Problem
Your answer should hold all lines of the entries that include the word "levels".

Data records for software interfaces
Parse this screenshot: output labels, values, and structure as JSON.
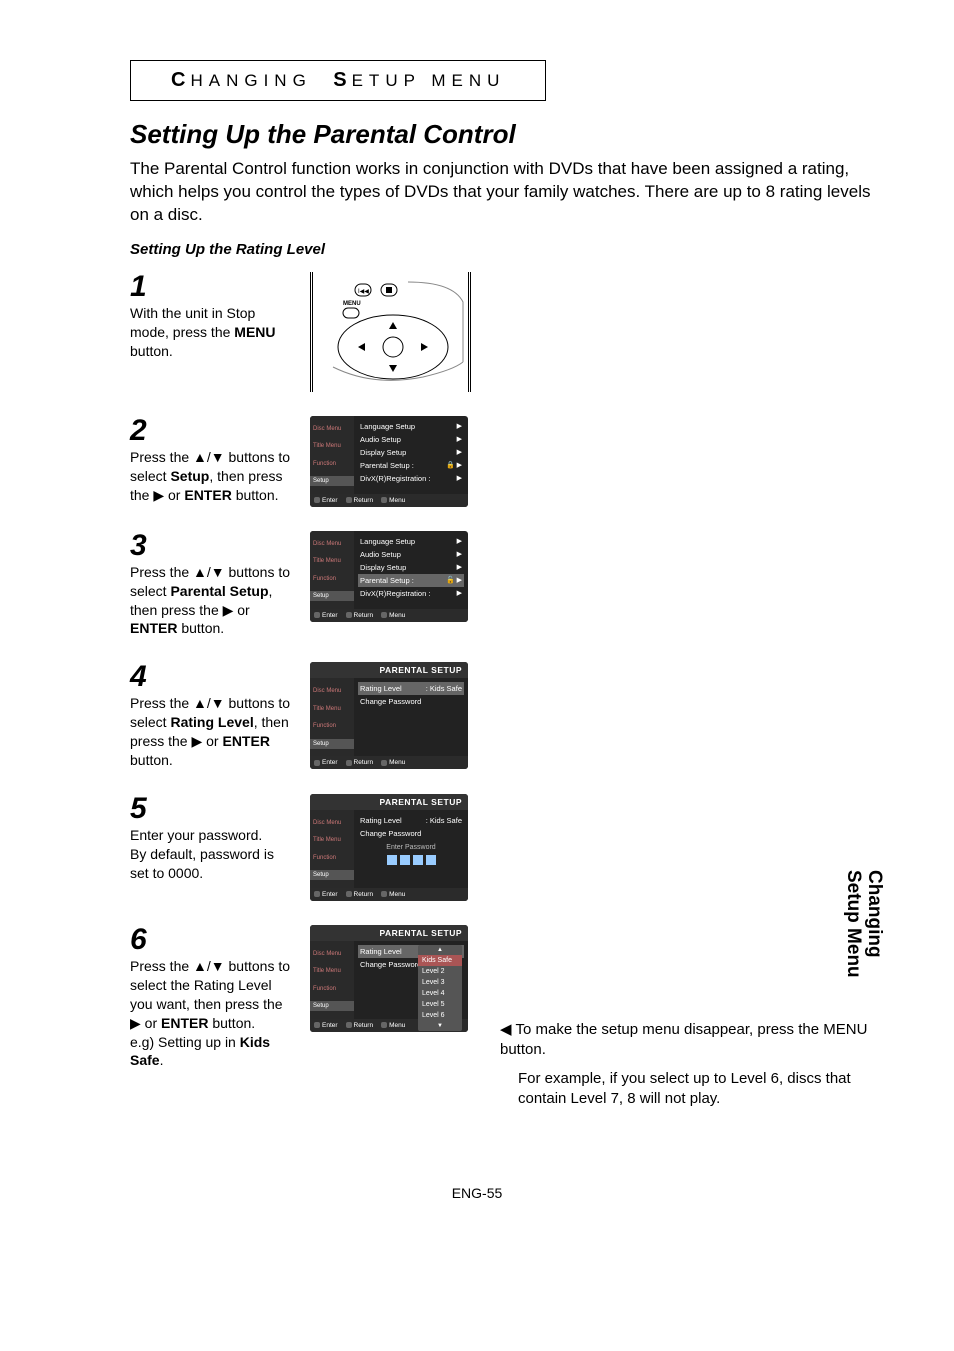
{
  "banner": {
    "c1": "C",
    "w1": "HANGING",
    "c2": "S",
    "w2": "ETUP MENU"
  },
  "h1": "Setting Up the Parental Control",
  "intro": "The Parental Control function works in conjunction with DVDs that have been assigned a rating, which helps you control the types of DVDs that your family watches. There are up to 8 rating levels on a disc.",
  "sub": "Setting Up the Rating Level",
  "side_tab": "Changing\nSetup Menu",
  "steps": {
    "s1": {
      "n": "1",
      "text_a": "With the unit in Stop mode, press the ",
      "b": "MENU",
      "text_c": " button."
    },
    "s2": {
      "n": "2",
      "text_a": "Press the ▲/▼ buttons to select ",
      "b": "Setup",
      "text_c": ", then press the ▶ or ",
      "b2": "ENTER",
      "text_d": " button."
    },
    "s3": {
      "n": "3",
      "text_a": "Press the ▲/▼ buttons to select ",
      "b": "Parental Setup",
      "text_c": ", then press the ▶ or ",
      "b2": "ENTER",
      "text_d": " button."
    },
    "s4": {
      "n": "4",
      "text_a": "Press the ▲/▼ buttons to select ",
      "b": "Rating Level",
      "text_c": ", then press the ▶ or ",
      "b2": "ENTER",
      "text_d": " button."
    },
    "s5": {
      "n": "5",
      "text_a": "Enter your password.",
      "text_b": "By default, password is set to 0000."
    },
    "s6": {
      "n": "6",
      "text_a": "Press the ▲/▼ buttons to select the Rating Level you want, then press the ▶ or ",
      "b": "ENTER",
      "text_c": " button.",
      "text_d": "e.g) Setting up in ",
      "b2": "Kids Safe",
      "text_e": "."
    }
  },
  "osd_sidebar": {
    "0": "Disc Menu",
    "1": "Title Menu",
    "2": "Function",
    "3": "Setup"
  },
  "osd_footer": {
    "e": "Enter",
    "r": "Return",
    "m": "Menu"
  },
  "menu_main": {
    "0": "Language Setup",
    "1": "Audio Setup",
    "2": "Display Setup",
    "3": "Parental Setup :",
    "4": "DivX(R)Registration :"
  },
  "parental_title": "PARENTAL SETUP",
  "parental_rows": {
    "rl": "Rating Level",
    "rl_val": ": Kids Safe",
    "cp": "Change Password"
  },
  "enter_pw": "Enter Password",
  "levels": {
    "0": "Kids Safe",
    "1": "Level 2",
    "2": "Level 3",
    "3": "Level 4",
    "4": "Level 5",
    "5": "Level 6"
  },
  "note": {
    "l1": "To make the setup menu disappear, press the MENU button.",
    "l2": "For example, if you select up to Level 6, discs that contain Level 7, 8 will not play."
  },
  "pagenum": "ENG-55"
}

Answer for the task
  "intro": "The Parental Control function works in conjunction with DVDs that have been assigned a rating, which helps you control the types of DVDs that your family watches. There are up to 8 rating levels on a disc.",
  "levels": {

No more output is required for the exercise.